by Callie Ahlgrim
Photo Courtesy of Ryanair.com
Nearly a month after my program began in Madrid, my host parents took me to a birthday party for their niece. I had met my Spanish extended family upon my initial arrival; at the time I was sleep deprived, overwhelmed and embarrassingly rusty with my speaking abilities.
Four weeks later, my host dad’s sister complimented me on my improvements. I thanked her, feeling indescribably comforted and relieved that I could actually hold up conversations.
My host dad, overhearing this, chimed in: “Callie speaks Spanish very well,” he said, “but when she leaves Spain and goes away for the weekend, she comes home and she’s noticeably worse.”
One of the greatest and most jarring characteristics of Spanish people is their blunt honesty.
I laughed at the time. But the more airline miles I’ve collected, the more I have realized that my weekend travels have greater expenses than just my dignity at a 13-year-old’s birthday party. Speaking the language is just one piece of the puzzle when you want to feel like you belong in a different country.
I have wanted to study abroad in Madrid for as long as I can remember; I’ve been taking Spanish classes since I was six years old, and this was the opportunity I had always wanted so I could finally immerse myself into the culture.

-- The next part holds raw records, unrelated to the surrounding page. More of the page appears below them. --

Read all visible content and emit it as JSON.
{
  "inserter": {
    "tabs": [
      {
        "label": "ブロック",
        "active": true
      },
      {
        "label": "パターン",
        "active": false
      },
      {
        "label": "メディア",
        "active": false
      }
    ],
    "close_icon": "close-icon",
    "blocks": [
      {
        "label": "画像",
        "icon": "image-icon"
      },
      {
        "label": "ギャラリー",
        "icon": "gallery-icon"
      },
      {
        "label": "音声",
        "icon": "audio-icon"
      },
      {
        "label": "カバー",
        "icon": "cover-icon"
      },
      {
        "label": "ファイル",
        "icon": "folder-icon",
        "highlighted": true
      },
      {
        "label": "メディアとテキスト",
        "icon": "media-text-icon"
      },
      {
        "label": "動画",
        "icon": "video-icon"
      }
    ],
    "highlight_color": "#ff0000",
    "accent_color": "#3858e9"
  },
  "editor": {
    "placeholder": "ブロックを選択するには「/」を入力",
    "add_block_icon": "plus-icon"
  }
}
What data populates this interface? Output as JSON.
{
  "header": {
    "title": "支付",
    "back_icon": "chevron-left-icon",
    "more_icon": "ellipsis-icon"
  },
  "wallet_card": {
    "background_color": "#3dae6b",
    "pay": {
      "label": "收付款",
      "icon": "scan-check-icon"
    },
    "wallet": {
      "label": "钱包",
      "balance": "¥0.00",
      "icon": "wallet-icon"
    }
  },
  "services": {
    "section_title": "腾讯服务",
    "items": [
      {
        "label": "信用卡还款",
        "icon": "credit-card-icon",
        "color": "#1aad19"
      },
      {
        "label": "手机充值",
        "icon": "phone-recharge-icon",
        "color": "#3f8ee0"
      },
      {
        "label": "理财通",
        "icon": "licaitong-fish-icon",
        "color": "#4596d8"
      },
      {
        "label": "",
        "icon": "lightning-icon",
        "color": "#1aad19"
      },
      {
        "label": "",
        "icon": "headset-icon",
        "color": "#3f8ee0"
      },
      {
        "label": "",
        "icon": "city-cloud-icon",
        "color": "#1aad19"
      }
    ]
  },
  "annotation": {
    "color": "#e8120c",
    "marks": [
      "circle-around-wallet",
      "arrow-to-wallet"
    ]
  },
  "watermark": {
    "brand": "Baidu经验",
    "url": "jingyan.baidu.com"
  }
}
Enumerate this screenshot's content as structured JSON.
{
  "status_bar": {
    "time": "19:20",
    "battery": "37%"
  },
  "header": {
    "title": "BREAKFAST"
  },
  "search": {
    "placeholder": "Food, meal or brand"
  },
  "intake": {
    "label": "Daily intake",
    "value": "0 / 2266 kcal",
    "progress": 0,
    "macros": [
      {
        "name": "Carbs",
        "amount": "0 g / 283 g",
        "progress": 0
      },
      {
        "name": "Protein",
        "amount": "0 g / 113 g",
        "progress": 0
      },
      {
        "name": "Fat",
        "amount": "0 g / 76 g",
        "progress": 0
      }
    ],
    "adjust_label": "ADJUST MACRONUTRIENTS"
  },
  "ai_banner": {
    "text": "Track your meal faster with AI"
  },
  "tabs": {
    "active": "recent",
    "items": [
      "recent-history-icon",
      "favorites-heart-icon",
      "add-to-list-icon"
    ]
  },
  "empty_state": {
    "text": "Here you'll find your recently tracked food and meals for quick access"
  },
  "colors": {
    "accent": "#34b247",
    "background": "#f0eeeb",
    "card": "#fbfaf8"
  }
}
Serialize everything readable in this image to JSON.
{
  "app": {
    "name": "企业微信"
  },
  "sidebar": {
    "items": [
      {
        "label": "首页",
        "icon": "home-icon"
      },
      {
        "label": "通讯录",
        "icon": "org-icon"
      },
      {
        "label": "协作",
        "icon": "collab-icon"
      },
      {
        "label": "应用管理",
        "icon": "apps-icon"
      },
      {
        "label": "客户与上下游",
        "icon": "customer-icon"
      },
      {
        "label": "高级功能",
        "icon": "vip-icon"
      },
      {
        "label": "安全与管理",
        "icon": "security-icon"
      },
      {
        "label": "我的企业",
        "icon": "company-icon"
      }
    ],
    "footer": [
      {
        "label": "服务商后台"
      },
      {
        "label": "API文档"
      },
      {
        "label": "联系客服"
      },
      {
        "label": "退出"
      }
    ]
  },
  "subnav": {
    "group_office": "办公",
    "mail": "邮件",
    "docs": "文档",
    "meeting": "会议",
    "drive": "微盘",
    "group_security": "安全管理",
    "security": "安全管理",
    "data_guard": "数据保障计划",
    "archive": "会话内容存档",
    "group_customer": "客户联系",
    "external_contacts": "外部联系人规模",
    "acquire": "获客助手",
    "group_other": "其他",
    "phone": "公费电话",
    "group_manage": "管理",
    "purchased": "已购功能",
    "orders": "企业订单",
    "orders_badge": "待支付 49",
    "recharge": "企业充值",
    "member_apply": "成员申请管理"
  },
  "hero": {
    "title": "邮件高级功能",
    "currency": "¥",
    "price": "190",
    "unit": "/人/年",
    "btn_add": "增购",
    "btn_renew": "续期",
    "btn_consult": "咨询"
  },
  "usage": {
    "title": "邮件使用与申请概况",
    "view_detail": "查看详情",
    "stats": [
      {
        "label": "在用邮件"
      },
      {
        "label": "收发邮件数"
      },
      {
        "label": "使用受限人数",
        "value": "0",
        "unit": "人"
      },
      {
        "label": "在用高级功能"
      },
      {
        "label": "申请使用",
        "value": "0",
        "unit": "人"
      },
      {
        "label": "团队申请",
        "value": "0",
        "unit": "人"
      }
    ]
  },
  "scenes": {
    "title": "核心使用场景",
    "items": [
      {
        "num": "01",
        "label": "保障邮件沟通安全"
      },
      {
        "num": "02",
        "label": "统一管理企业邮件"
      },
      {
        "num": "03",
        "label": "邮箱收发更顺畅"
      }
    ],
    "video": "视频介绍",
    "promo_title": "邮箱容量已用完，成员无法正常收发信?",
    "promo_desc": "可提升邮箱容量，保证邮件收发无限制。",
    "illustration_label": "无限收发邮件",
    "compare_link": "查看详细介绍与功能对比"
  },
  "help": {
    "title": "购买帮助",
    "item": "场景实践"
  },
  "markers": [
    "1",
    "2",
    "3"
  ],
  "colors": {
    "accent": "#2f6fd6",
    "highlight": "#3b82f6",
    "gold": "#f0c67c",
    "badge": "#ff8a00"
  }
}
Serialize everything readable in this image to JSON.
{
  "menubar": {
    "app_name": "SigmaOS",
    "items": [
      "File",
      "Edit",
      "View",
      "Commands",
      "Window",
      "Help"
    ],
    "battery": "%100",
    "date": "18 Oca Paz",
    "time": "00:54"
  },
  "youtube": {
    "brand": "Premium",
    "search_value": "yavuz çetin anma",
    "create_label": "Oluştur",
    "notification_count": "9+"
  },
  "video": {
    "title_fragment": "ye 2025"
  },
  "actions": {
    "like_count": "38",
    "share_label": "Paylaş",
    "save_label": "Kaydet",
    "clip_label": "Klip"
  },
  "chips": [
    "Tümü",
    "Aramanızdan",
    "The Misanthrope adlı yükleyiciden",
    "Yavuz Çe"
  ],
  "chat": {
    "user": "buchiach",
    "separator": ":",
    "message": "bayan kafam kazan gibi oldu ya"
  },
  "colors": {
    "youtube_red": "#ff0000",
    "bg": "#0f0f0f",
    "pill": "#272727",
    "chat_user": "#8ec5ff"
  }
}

But upon receiving my acceptance to the program, my excitement was more than just about tapas, Pitbull songs and abusing the flamenco dancer emoji.
Europe is a veritable feast of magical moments and Instagram pictures waiting to happen—and so I began mapping out everywhere else I wanted to go as well.
Many students, especially those who study in Europe, take the semester abroad to achieve RyanAir Frequent Flier status and hop around from country to country every weekend. And don’t get me wrong, the convenience of travel and the wealth of different cultures in this continent is a privilege and a joy to experience.
But abusing this convenience can take its toll: on your wallet, on your energy levels and on your morale (the novelty of airports wears off even quicker than you’d expect, and most people hate airports on principle anyway). Possibly most importantly, it can take its toll on your quality time with your home country.
“Once I stopped travelling and stuck around towards the end of the program, that’s when I absolutely fell in love with Madrid,” said Olivia DelVecchio (CAS ’16), who studied abroad as a junior.
Getting to know Madrid really was like falling in love. Around every corner and wrong turn (thanks, Google Maps) there was something new to discover and at which to marvel, and another opportunity to think to myself: ‘Wow, I can’t believe I’m actually living here.’
And every time I touch down at the Madrid airport—no matter how phenomenal my weekend away has been—I breathe a sigh of relief. I swipe my student pass at the airport metro station and revel in knowing how to get home without having to look at a map.
I don’t want to touch down at JFK at the end of the semester and regret not getting to know the city I’m actually living in as well as I possibly could.
Of course, weekend trips aren’t always an option for study abroad students. Becca Matta (CAS ’17), for example, took Organic Chemistry, Cellular Biology and Statistics during her semester in Madrid and couldn’t find the time to juggle travel and studying.
She did, however, feel that this benefitted her in the long run. “I got to know Madrid pretty well,” Matta said, adding that she had more opportunities to spend time with her host family on the weekends.
There is a certain indescribable comfort in being able to walk around like a local; to give someone directions when they stop you on the street; to look at tourists and chuckle a little to yourself. Remember that feeling when you had gone to BU long enough that you suddenly found Duck Tours extremely amusing?
“There’s really no end to your exploration. It’s such an awesome feeling to discover cool, hip places that not many people know about,” DelVecchio said.
“Home sweet home” is a tired adage that has never meant more to me. Sure, I miss Boston and I miss my family back in the states. But adding a new city to my repertoire of “places I feel at home” is more than I could’ve ever asked from this experience.
So, in summary: go and see Big Ben. Take a picture in front of the Berlin Wall. Walk through the canals of Venice.
But, don’t forget to soak in every moment of studying abroad, including (and especially) the time spent in your home country, not just the time spent on weekend getaways. Be present in the “in between moments and not just the catalyst moments.” Find hidden restaurant gems, chat with your neighbors, become a regular at a café and carve a place in the city that’s only fit for you.
And if you’re studying in Madrid, most importantly: go out somewhere other than Kapital.